Strategic plan actions addressed:

  • “Develop strategies for diversifying the university faculty and staff.” (ISP – We Embrace Equity and Social Justice)
  • “Provide training for academic leadership, faculty and staff on understanding diversity and creating an inclusive campus climate.” (DSP – Goal 2)

Key activities: 

  • By June 2022, develop and launch new professional development workshops for Student Affairs employees related to cultural humility and anti-racist practices.
  • By June 2022, implement an onboarding program for all newly hired Student Affairs staff, regardless of classification, that emphasizes EWU’s values and educates about implicit bias, inclusive communication, and the university’s connection with Indigenous nations in the Inland Northwest.
  • By June 2023, determine and communicate how Student Affairs staff evaluations in each unit will be tied to taking advantage of opportunities to attend campus, local, state, or national conferences and workshop sessions that address equity issues.
  • By June 2023, incorporate social justice and inclusion competency goals into performance evaluations for each Student Affairs staff member. 

Strategic plan actions addressed:

  • “Promote strategies that encourage honest dialogue and foster a campus-wide ethic of inclusivity and a welcoming climate.” (ISP – We Embrace Equity and Social Justice)
  • “Increase overall diversity programming to strengthen and unify the campus community.” (DSP – Goal 3)

Key activities:

  • By February 2022, embed EWU’s Land Acknowledgement into divisional communications and presentations. 
  • By February 2022, embed pronoun introductions into divisional communications and presentations. 
  • By June 2022, all Student Affairs units will engage in an equity-driven, evidence-based improvement effort to identify and address equity issues in their work.
  • By June 2022, require all video recorded content from Student Affairs to have embedded text captions and/or be accompanied by written transcripts.
  • By June 2022, create a plan for reimagining Education Abroad and increasing student participation.
  • By June 2022, expand opportunities for students to publish about their research or passion projects in the student-led newspaper publication, The Easterner.
  • By June 2023, create a work group and provide recommendations to the university regarding inclusive practices and appropriate data management and reporting strategies for transgender and nonbinary students.
  • By June 2023, develop a protocol and style guide for continuous review and development of Student Affairs materials, events, and programs to ensure marginalized backgrounds, identities, and experiences are reflected with respect and authenticity.

-What Has Already Been Accomplished?

Student Affairs has actively contributed to the university’s strategic plan.
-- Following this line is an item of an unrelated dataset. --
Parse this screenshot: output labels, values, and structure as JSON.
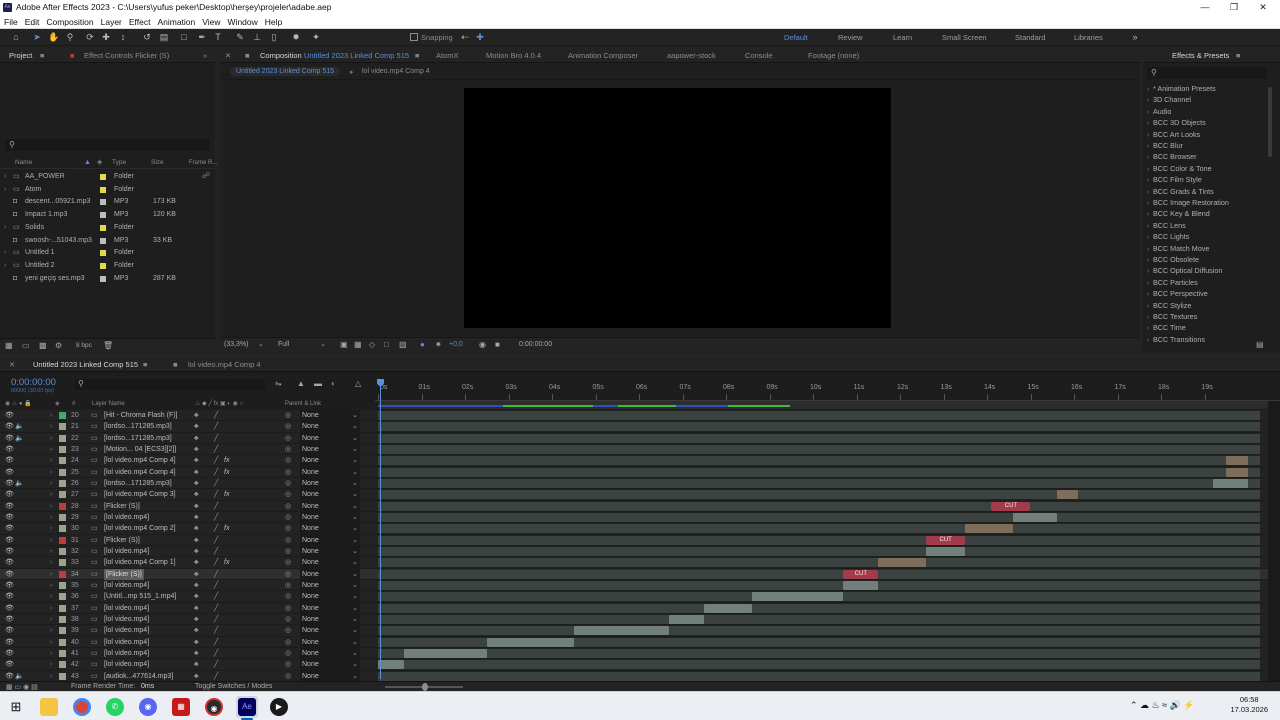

With a new university strategic plan on the horizon, Student Affairs 2022-2023 Equity Action Plan Update has been completed. We will be sunsetting the Student Affairs Equity Action plan at the end of the 2023-2024 academic year and provide a final report. Notable accomplishments since 2018 include: 
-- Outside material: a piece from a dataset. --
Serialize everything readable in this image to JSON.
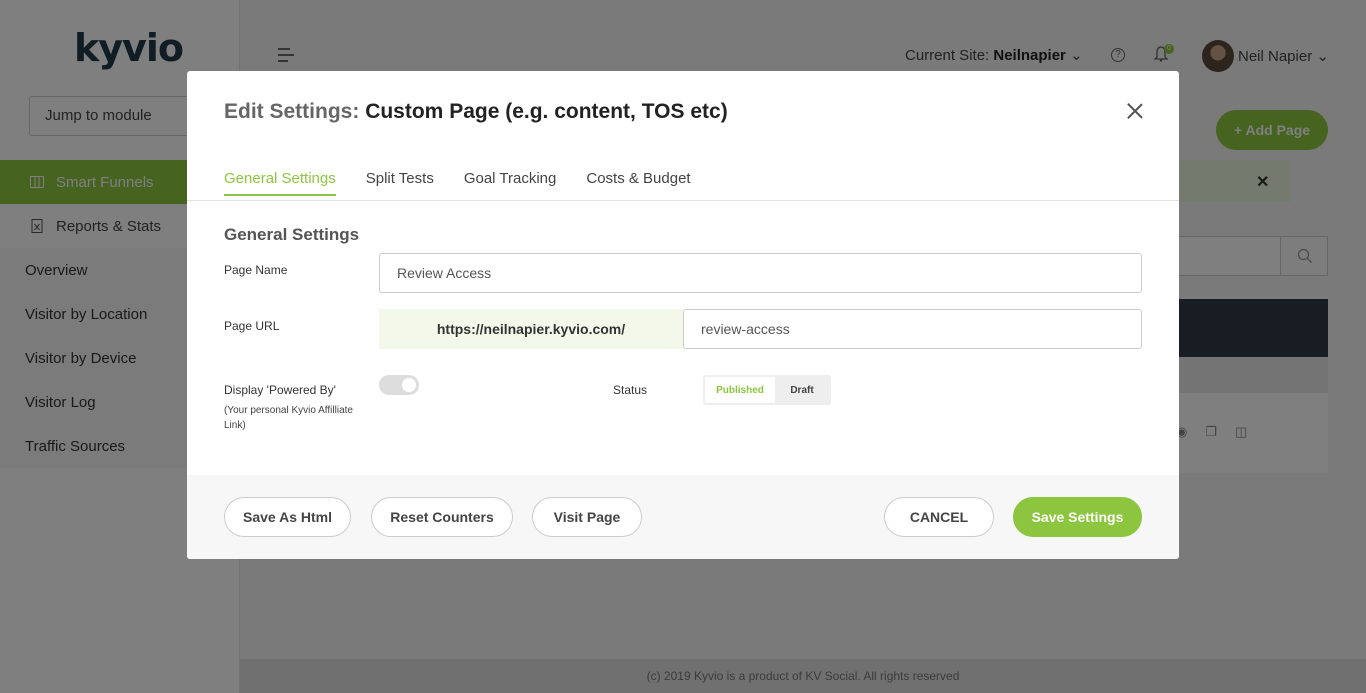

  • Created and launched gender inclusive housing in the residence halls. (Fall 2018)
  • Created and launched an annual First Year Experience course related to social justice. (Fall 2019)
  • Worked with MarCom on the inclusion of a gender pronouns field on the template for university business cards and email signatures. (Fall 2019)
  • Revamped the Welcoming Project LGBTQ+ advocate training to include three levels with scaled content delivered in a hybrid format. (Fall 2020)
  • Worked with IT to enable the visibility of gender pronouns on Canvas. (Fall 2020)
  • Audit of bias in student conduct cases from Fall 2013 to Spring 2020. (Winter 2021)
  • Created and launched the UndocuAlly workshop to educate faculty and staff about the experiences of undocumented college students. (Winter 2021)
  • Organizational realignments to create the unit for Student Equity, Belonging, and Voice. (Winter 2021)
  • Led the development and implementation of the bias response reporting form and response process. (Winter 2021)
  • Increased the number of New Student Transitions and Family Programs web pages and parent/family sessions offered in Spanish. (ongoing)